Iraqi journalist Afrah Shawqi al-Qaisi has been released more than a week after unidentified gunmen posing as members of the security forces stormed her home in the capital Baghdad and took her away.
“Thank God, I’m fine,” she told the local NRT satellite TV station late Tuesday, shortly after her release. “They just interrogated me and thank God they found me not guilty,” Shawqi added, without elaborating.
The reporter’s sister, Nibras, and the Iraqi Joint Operations Command (JOC) also confirmed on Tuesday that she had been freed.
On December 26, 2016, eight armed men dressed in plain clothes burst into the journalist’s home in Baghdad’s southern neighborhood of al-Saidiya..
“They tied up her son and stole mobile phones, computers and cash before kidnapping Afrah and fleeing,” Ziad al-Ajili, the head of the Journalistic Freedoms Observatory, said at the time.
Prime Minister Haider al-Abadi strongly condemned the 43-year-oldf journalist’s kidnapping, and ordered police to do their utmost to find her and track down the abductors.
Qaisi works for London-based and Saudi-owned Asharq al-Awsat newspaper in addition to a number of news websites, including Aklaam. She is also an employee of the Culture Ministry She published an article prior to her abduction, leveling strident criticism against armed groups that “act with impunity” in Iraq. It was not known if she pointed to the affiliation of those armed groups.

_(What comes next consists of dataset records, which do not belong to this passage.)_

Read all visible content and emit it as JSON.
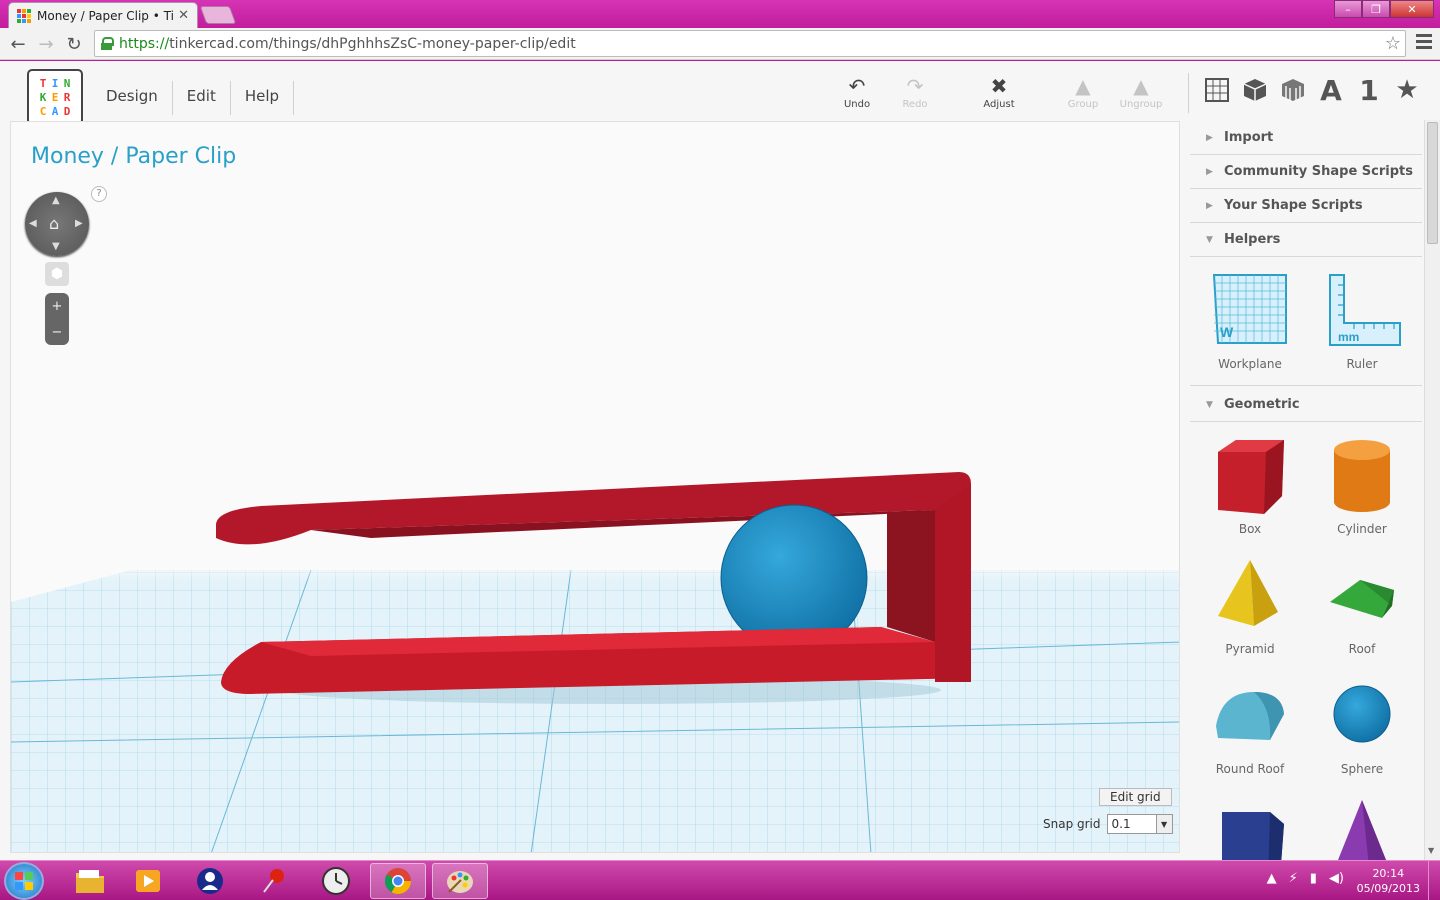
{
  "browser": {
    "tab_title": "Money / Paper Clip • Tink",
    "url_https": "https://",
    "url_rest": "tinkercad.com/things/dhPghhhsZsC-money-paper-clip/edit"
  },
  "app": {
    "logo_letters": [
      "T",
      "I",
      "N",
      "K",
      "E",
      "R",
      "C",
      "A",
      "D"
    ],
    "menu": [
      "Design",
      "Edit",
      "Help"
    ],
    "tools": {
      "undo": "Undo",
      "redo": "Redo",
      "adjust": "Adjust",
      "group": "Group",
      "ungroup": "Ungroup"
    },
    "view_icons": [
      "grid-icon",
      "cube-icon",
      "wireframe-icon",
      "text-icon",
      "number-icon",
      "star-icon"
    ],
    "view_text": {
      "a": "A",
      "one": "1",
      "star": "★"
    }
  },
  "viewport": {
    "design_title": "Money / Paper Clip",
    "help": "?",
    "edit_grid": "Edit grid",
    "snap_grid_label": "Snap grid",
    "snap_grid_value": "0.1"
  },
  "panel": {
    "sections": {
      "import": "Import",
      "community": "Community Shape Scripts",
      "your_scripts": "Your Shape Scripts",
      "helpers": "Helpers",
      "geometric": "Geometric"
    },
    "helpers": [
      "Workplane",
      "Ruler"
    ],
    "geometric": [
      "Box",
      "Cylinder",
      "Pyramid",
      "Roof",
      "Round Roof",
      "Sphere"
    ]
  },
  "taskbar": {
    "time": "20:14",
    "date": "05/09/2013"
  },
  "colors": {
    "accent": "#2aa0c8",
    "clip_red": "#c81b2a",
    "sphere_blue": "#1a8bc4",
    "taskbar": "#b8208f"
  }
}
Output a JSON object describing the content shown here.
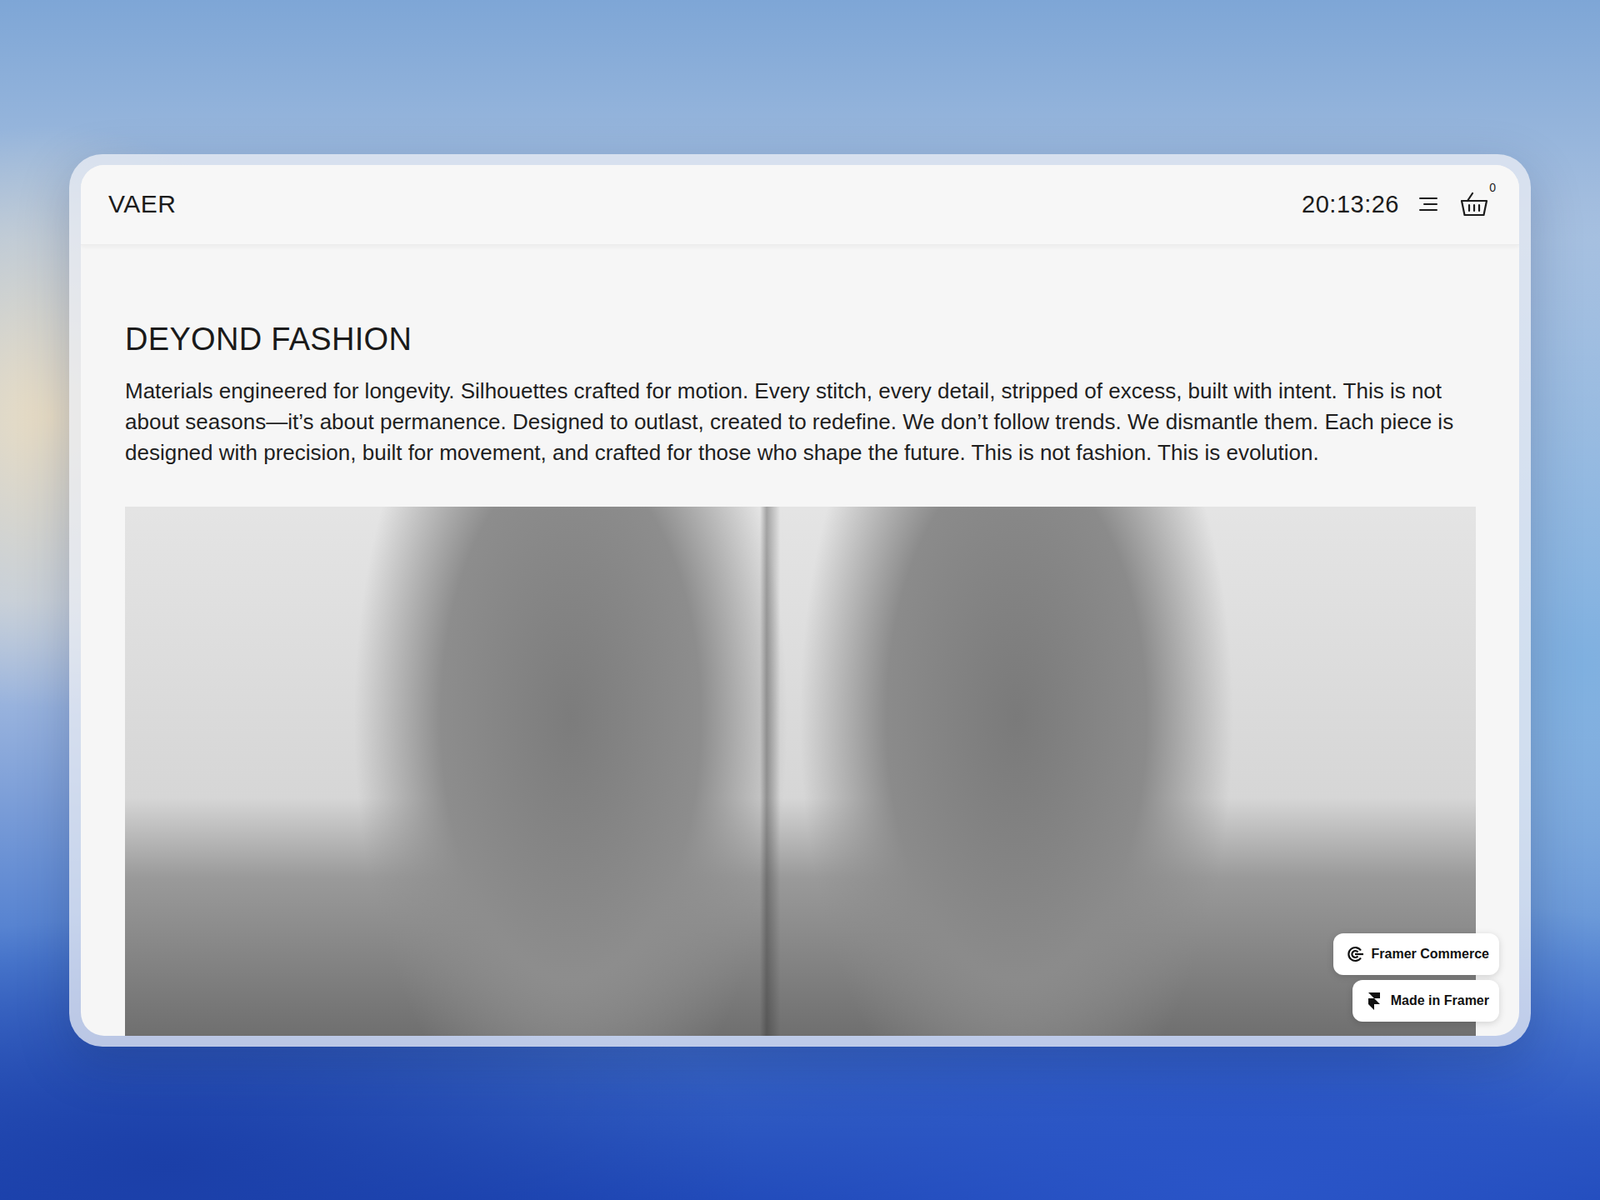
{
  "header": {
    "logo": "VAER",
    "time": "20:13:26",
    "cart_count": "0"
  },
  "hero": {
    "title": "DEYOND FASHION",
    "body": "Materials engineered for longevity. Silhouettes crafted for motion. Every stitch, every detail, stripped of excess, built with intent. This is not about seasons—it’s about permanence. Designed to outlast, created to redefine. We don’t follow trends. We dismantle them. Each piece is designed with precision, built for movement, and crafted for those who shape the future. This is not fashion. This is evolution."
  },
  "badges": [
    {
      "label": "Framer Commerce",
      "kind": "commerce"
    },
    {
      "label": "Made in Framer",
      "kind": "framer"
    }
  ]
}
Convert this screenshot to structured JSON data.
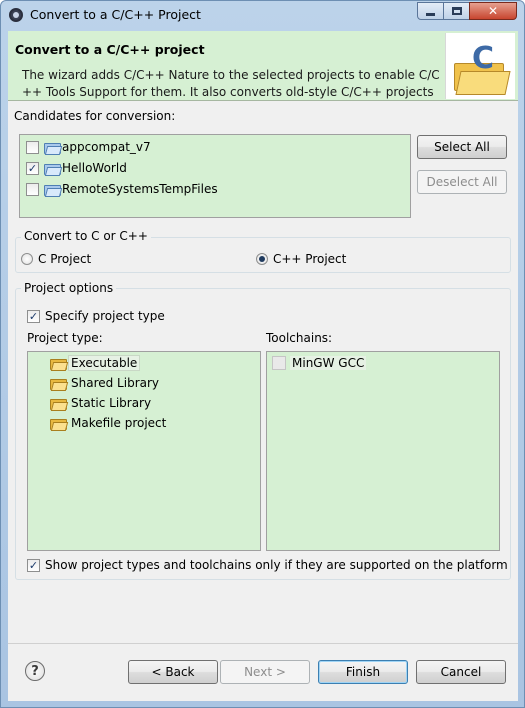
{
  "window": {
    "title": "Convert to a C/C++ Project",
    "minimize_icon": "minimize-icon",
    "maximize_icon": "maximize-icon",
    "close_glyph": "✕"
  },
  "banner": {
    "title": "Convert to a C/C++ project",
    "description": "The wizard adds C/C++ Nature to the selected projects to enable C/C\n++ Tools Support for them. It also converts old-style C/C++ projects"
  },
  "candidates": {
    "label": "Candidates for conversion:",
    "items": [
      {
        "label": "appcompat_v7",
        "checked": false
      },
      {
        "label": "HelloWorld",
        "checked": true
      },
      {
        "label": "RemoteSystemsTempFiles",
        "checked": false
      }
    ],
    "select_all": "Select All",
    "deselect_all": "Deselect All"
  },
  "convert_to": {
    "label": "Convert to C or C++",
    "options": [
      {
        "label": "C Project",
        "selected": false
      },
      {
        "label": "C++ Project",
        "selected": true
      }
    ]
  },
  "project_options": {
    "label": "Project options",
    "specify_type": {
      "label": "Specify project type",
      "checked": true
    },
    "project_type_label": "Project type:",
    "toolchains_label": "Toolchains:",
    "project_types": [
      {
        "label": "Executable",
        "selected": true
      },
      {
        "label": "Shared Library",
        "selected": false
      },
      {
        "label": "Static Library",
        "selected": false
      },
      {
        "label": "Makefile project",
        "selected": false
      }
    ],
    "toolchains": [
      "MinGW GCC"
    ],
    "show_supported_only": {
      "label": "Show project types and toolchains only if they are supported on the platform",
      "checked": true
    }
  },
  "footer": {
    "help": "?",
    "back": "< Back",
    "next": "Next >",
    "finish": "Finish",
    "cancel": "Cancel"
  },
  "check_glyph": "✓",
  "colors": {
    "panel_green": "#d6f0d3",
    "dialog_bg": "#f0f0f0",
    "titlebar": "#bcd3ea"
  }
}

The International Federation of Journalists (IFJ) has placed Iraq among the deadliest countries in the world for journalists and media staff. Foreign-backed terror groups, particularly Daesh militant outfit, mostly target civilian centers across the violence-wracked Arab country, particularly in Baghdad. Seven journalists lost their lives in Iraq in 2016, the press freedom group Reporters Without Borders has recently announced.—Agencies